Credit: Photograph by Darrow Montgomery

WUSA9 investigative reporter Russ Ptacek and a cameraman sat outside Ward 4 D.C. Councilmember Muriel Bowser‘s office at the Wilson Building for two and a half hours Tuesday, waiting to snag an interview with the Democratic mayoral nominee. But Bowser never came, and Ptacek, whom Washington City Paper dubbed D.C.’s most excitable newsman in a 2013 cover story, didn’t seem happy.

The newsman took to Twitter to tell his nearly 10,000 followers what was happening. He also went to her Georgia Avenue NW campaign headquarters with no luck, and took four selfies throughout the day, showing his dismay with the perceived stonewalling.

A station producer tweeted a photo of Ptacek standing next to a large picture of the mayoral candidate, saying “this is as close as we got to @MurielBowser.” (This photo is not included in the selfie count.) The newsman also retweeted messages from his followers thanking him for holding government officials accountable. The Council is currently on Easter recess, but Ptacek says he saw every other member in the hallway during his stakeout.

“I’m very busy, and that’s a huge waste of time,” Ptacek says of chasing around Bowser for the day. “But I will do it if someone blows me off for two months.”

Ptacek has been working on an investigative piece about the Washington Metropolitan Area Transit Authority, of which Bowser sits on the board of directors. This specific story—-which is set to air tonight on the 11 p.m. news—-has to do with what Ptacek describes as six months of “missing” WMATA bus data for the last half of 2013. The stats, which WUSA9 staff pulled from the agency’s website, keep track of all the Metro bus times and are used to determine if buses are generally running on time or late.

He wants to know why those figures weren’t properly plugged in. He says he’s contacted the other 14 WMATA board members, and only one of them agreed to an interview. That board member said he wasn’t aware of the missing data, even though WMATA officials say they disclosed the issue at a board meeting.

“When it came down to report, they were like, ‘It’s not that the dog ate the homework, it’s that we lost the homework,'” Ptacek says. “We felt it was crucial to find out if [Bowser] was paying attention in the meeting and if she was paying attention to the report.”
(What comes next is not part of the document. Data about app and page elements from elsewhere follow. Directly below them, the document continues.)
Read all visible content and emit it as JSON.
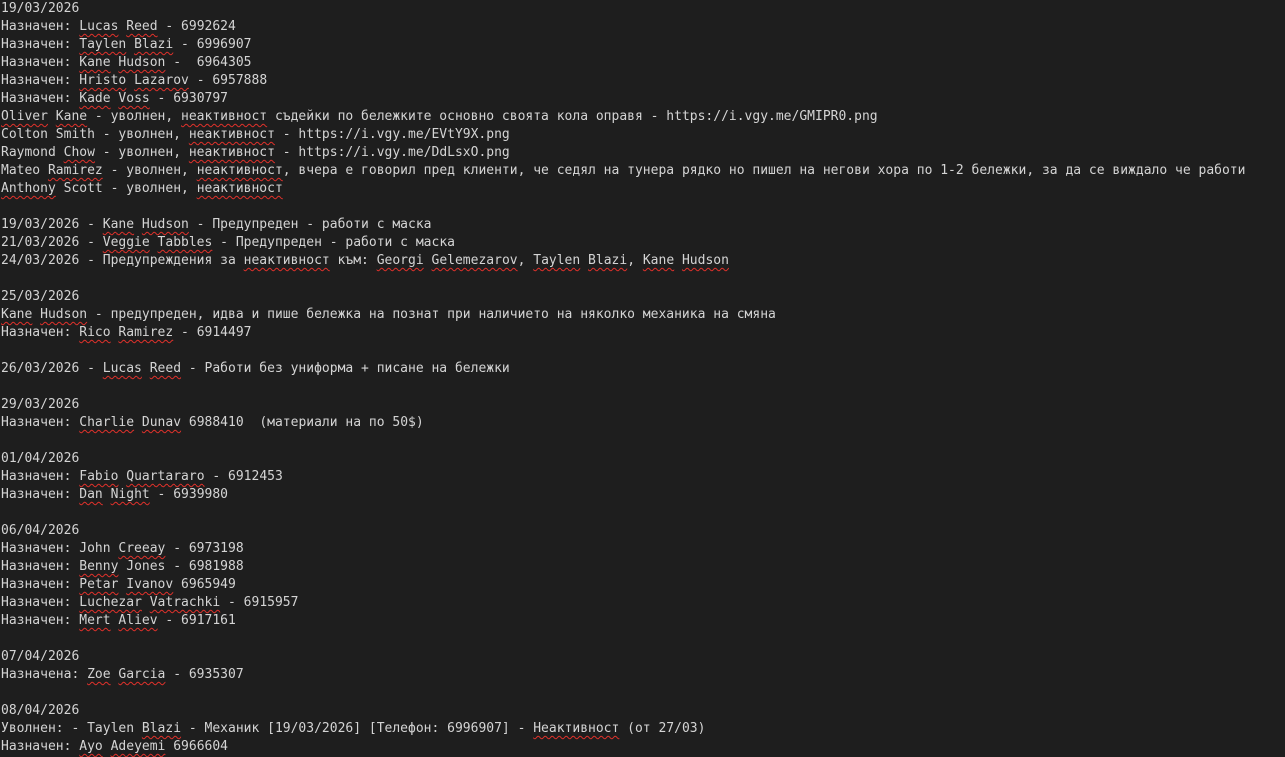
{
  "lines": [
    [
      {
        "t": "19/03/2026"
      }
    ],
    [
      {
        "t": "Назначен: "
      },
      {
        "t": "Lucas",
        "s": 1
      },
      {
        "t": " "
      },
      {
        "t": "Reed",
        "s": 1
      },
      {
        "t": " - 6992624"
      }
    ],
    [
      {
        "t": "Назначен: "
      },
      {
        "t": "Taylen",
        "s": 1
      },
      {
        "t": " "
      },
      {
        "t": "Blazi",
        "s": 1
      },
      {
        "t": " - 6996907"
      }
    ],
    [
      {
        "t": "Назначен: "
      },
      {
        "t": "Kane",
        "s": 1
      },
      {
        "t": " "
      },
      {
        "t": "Hudson",
        "s": 1
      },
      {
        "t": " -  6964305"
      }
    ],
    [
      {
        "t": "Назначен: "
      },
      {
        "t": "Hristo",
        "s": 1
      },
      {
        "t": " "
      },
      {
        "t": "Lazarov",
        "s": 1
      },
      {
        "t": " - 6957888"
      }
    ],
    [
      {
        "t": "Назначен: "
      },
      {
        "t": "Kade",
        "s": 1
      },
      {
        "t": " "
      },
      {
        "t": "Voss",
        "s": 1
      },
      {
        "t": " - 6930797"
      }
    ],
    [
      {
        "t": "Oliver",
        "s": 1
      },
      {
        "t": " "
      },
      {
        "t": "Kane",
        "s": 1
      },
      {
        "t": " - уволнен, "
      },
      {
        "t": "неактивност",
        "s": 1
      },
      {
        "t": " съдейки по бележките основно своята кола оправя - https://i.vgy.me/GMIPR0.png"
      }
    ],
    [
      {
        "t": "Colton Smith - уволнен, "
      },
      {
        "t": "неактивност",
        "s": 1
      },
      {
        "t": " - https://i.vgy.me/EVtY9X.png"
      }
    ],
    [
      {
        "t": "Raymond "
      },
      {
        "t": "Chow",
        "s": 1
      },
      {
        "t": " - уволнен, "
      },
      {
        "t": "неактивност",
        "s": 1
      },
      {
        "t": " - https://i.vgy.me/DdLsxO.png"
      }
    ],
    [
      {
        "t": "Mateo "
      },
      {
        "t": "Ramirez",
        "s": 1
      },
      {
        "t": " - уволнен, "
      },
      {
        "t": "неактивност",
        "s": 1
      },
      {
        "t": ", вчера е говорил пред клиенти, че седял на тунера рядко но пишел на негови хора по 1-2 бележки, за да се виждало че работи"
      }
    ],
    [
      {
        "t": "Anthony",
        "s": 1
      },
      {
        "t": " Scott - уволнен, "
      },
      {
        "t": "неактивност",
        "s": 1
      }
    ],
    [
      {
        "t": ""
      }
    ],
    [
      {
        "t": "19/03/2026 - "
      },
      {
        "t": "Kane",
        "s": 1
      },
      {
        "t": " "
      },
      {
        "t": "Hudson",
        "s": 1
      },
      {
        "t": " - Предупреден - работи с маска"
      }
    ],
    [
      {
        "t": "21/03/2026 - "
      },
      {
        "t": "Veggie",
        "s": 1
      },
      {
        "t": " "
      },
      {
        "t": "Tabbles",
        "s": 1
      },
      {
        "t": " - Предупреден - работи с маска"
      }
    ],
    [
      {
        "t": "24/03/2026 - Предупреждения за "
      },
      {
        "t": "неактивност",
        "s": 1
      },
      {
        "t": " към: "
      },
      {
        "t": "Georgi",
        "s": 1
      },
      {
        "t": " "
      },
      {
        "t": "Gelemezarov",
        "s": 1
      },
      {
        "t": ", "
      },
      {
        "t": "Taylen",
        "s": 1
      },
      {
        "t": " "
      },
      {
        "t": "Blazi",
        "s": 1
      },
      {
        "t": ", "
      },
      {
        "t": "Kane",
        "s": 1
      },
      {
        "t": " "
      },
      {
        "t": "Hudson",
        "s": 1
      }
    ],
    [
      {
        "t": ""
      }
    ],
    [
      {
        "t": "25/03/2026"
      }
    ],
    [
      {
        "t": "Kane",
        "s": 1
      },
      {
        "t": " "
      },
      {
        "t": "Hudson",
        "s": 1
      },
      {
        "t": " - предупреден, идва и пише бележка на познат при наличието на няколко механика на смяна"
      }
    ],
    [
      {
        "t": "Назначен: "
      },
      {
        "t": "Rico",
        "s": 1
      },
      {
        "t": " "
      },
      {
        "t": "Ramirez",
        "s": 1
      },
      {
        "t": " - 6914497"
      }
    ],
    [
      {
        "t": ""
      }
    ],
    [
      {
        "t": "26/03/2026 - "
      },
      {
        "t": "Lucas",
        "s": 1
      },
      {
        "t": " "
      },
      {
        "t": "Reed",
        "s": 1
      },
      {
        "t": " - Работи без униформа + писане на бележки"
      }
    ],
    [
      {
        "t": ""
      }
    ],
    [
      {
        "t": "29/03/2026"
      }
    ],
    [
      {
        "t": "Назначен: "
      },
      {
        "t": "Charlie",
        "s": 1
      },
      {
        "t": " "
      },
      {
        "t": "Dunav",
        "s": 1
      },
      {
        "t": " 6988410  (материали на по 50$)"
      }
    ],
    [
      {
        "t": ""
      }
    ],
    [
      {
        "t": "01/04/2026"
      }
    ],
    [
      {
        "t": "Назначен: "
      },
      {
        "t": "Fabio",
        "s": 1
      },
      {
        "t": " "
      },
      {
        "t": "Quartararo",
        "s": 1
      },
      {
        "t": " - 6912453"
      }
    ],
    [
      {
        "t": "Назначен: "
      },
      {
        "t": "Dan",
        "s": 1
      },
      {
        "t": " "
      },
      {
        "t": "Night",
        "s": 1
      },
      {
        "t": " - 6939980"
      }
    ],
    [
      {
        "t": ""
      }
    ],
    [
      {
        "t": "06/04/2026"
      }
    ],
    [
      {
        "t": "Назначен: John "
      },
      {
        "t": "Creeay",
        "s": 1
      },
      {
        "t": " - 6973198"
      }
    ],
    [
      {
        "t": "Назначен: "
      },
      {
        "t": "Benny",
        "s": 1
      },
      {
        "t": " Jones - 6981988"
      }
    ],
    [
      {
        "t": "Назначен: "
      },
      {
        "t": "Petar",
        "s": 1
      },
      {
        "t": " "
      },
      {
        "t": "Ivanov",
        "s": 1
      },
      {
        "t": " 6965949"
      }
    ],
    [
      {
        "t": "Назначен: "
      },
      {
        "t": "Luchezar",
        "s": 1
      },
      {
        "t": " "
      },
      {
        "t": "Vatrachki",
        "s": 1
      },
      {
        "t": " - 6915957"
      }
    ],
    [
      {
        "t": "Назначен: "
      },
      {
        "t": "Mert",
        "s": 1
      },
      {
        "t": " "
      },
      {
        "t": "Aliev",
        "s": 1
      },
      {
        "t": " - 6917161"
      }
    ],
    [
      {
        "t": ""
      }
    ],
    [
      {
        "t": "07/04/2026"
      }
    ],
    [
      {
        "t": "Назначена: "
      },
      {
        "t": "Zoe",
        "s": 1
      },
      {
        "t": " "
      },
      {
        "t": "Garcia",
        "s": 1
      },
      {
        "t": " - 6935307"
      }
    ],
    [
      {
        "t": ""
      }
    ],
    [
      {
        "t": "08/04/2026"
      }
    ],
    [
      {
        "t": "Уволнен: - Taylen "
      },
      {
        "t": "Blazi",
        "s": 1
      },
      {
        "t": " - Механик [19/03/2026] [Телефон: 6996907] - "
      },
      {
        "t": "Неактивност",
        "s": 1
      },
      {
        "t": " (от 27/03)"
      }
    ],
    [
      {
        "t": "Назначен: "
      },
      {
        "t": "Ayo",
        "s": 1
      },
      {
        "t": " "
      },
      {
        "t": "Adeyemi",
        "s": 1
      },
      {
        "t": " 6966604"
      }
    ]
  ]
}
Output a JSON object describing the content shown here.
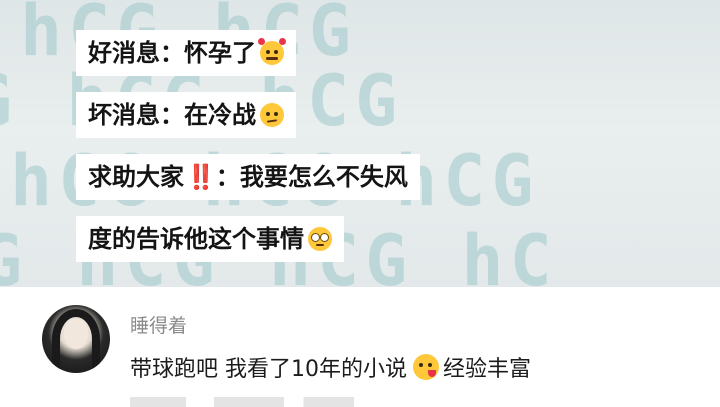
{
  "post": {
    "lines": [
      {
        "text": "好消息：怀孕了",
        "emoji": "smiling-face-with-hearts-icon"
      },
      {
        "text": "坏消息：在冷战",
        "emoji": "neutral-face-icon"
      },
      {
        "text_before": "求助大家",
        "emphasis": "‼️",
        "text_after": "：我要怎么不失风"
      },
      {
        "text": "度的告诉他这个事情",
        "emoji": "rolling-eyes-icon"
      }
    ]
  },
  "comment": {
    "username": "睡得着",
    "text_before": "带球跑吧  我看了10年的小说",
    "emoji": "yum-face-icon",
    "text_after": "经验丰富"
  },
  "colors": {
    "watermark": "#9fc9cc",
    "emphasis": "#e0242c",
    "username": "#8a8a8a"
  }
}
Unsurprisingly, Bowser’s office did not want to comment on this story about them not commenting. WMATA spokesman Dan Stessel tells City Desk by email that “it is not that the data is ‘missing,’ but rather that it cannot be used to accurately calculate on-time performance during the latter half of 2013 because, due to a technical issue, buses that ran early were counted as on time when they should not have been.” Stessel says this lapse was publicly reported at a board meeting and that it didn’t affect NextBus or any other customer services. WMATA tried to see if the data could be corrected, but it couldn’t.

Ptacek—who is most known around D.C. for his taxi cab stings and raids of restaurants that violate health codes—defends his reporting tactics.

“As a last-ditch effort before the story aired, we went to places that we thought she was going,” he says. “I believe very strongly that city officials should be available to the media particularly when there are uncomfortable issues… It’s not like we pitched a tent.”

WUSA9 has been promoting the investigative report, and it’s still slated to air tonight, likely with no comment from Bowser. Ptacek, who recently ran stories on Metro’s speaker system and unsuccessfully tried to request documents to see how often Metro employees give customers the finger, says this is an important topic to his viewers, and he’ll keep pursuing it.

“It’s clearly a hot button issue, I know it’s important to our viewers, I know it’s important to people who use public transportation,” he says. “Is it the most important piece of journalism I’ve ever done in my life? No.”

Photo by Darrow Montgomery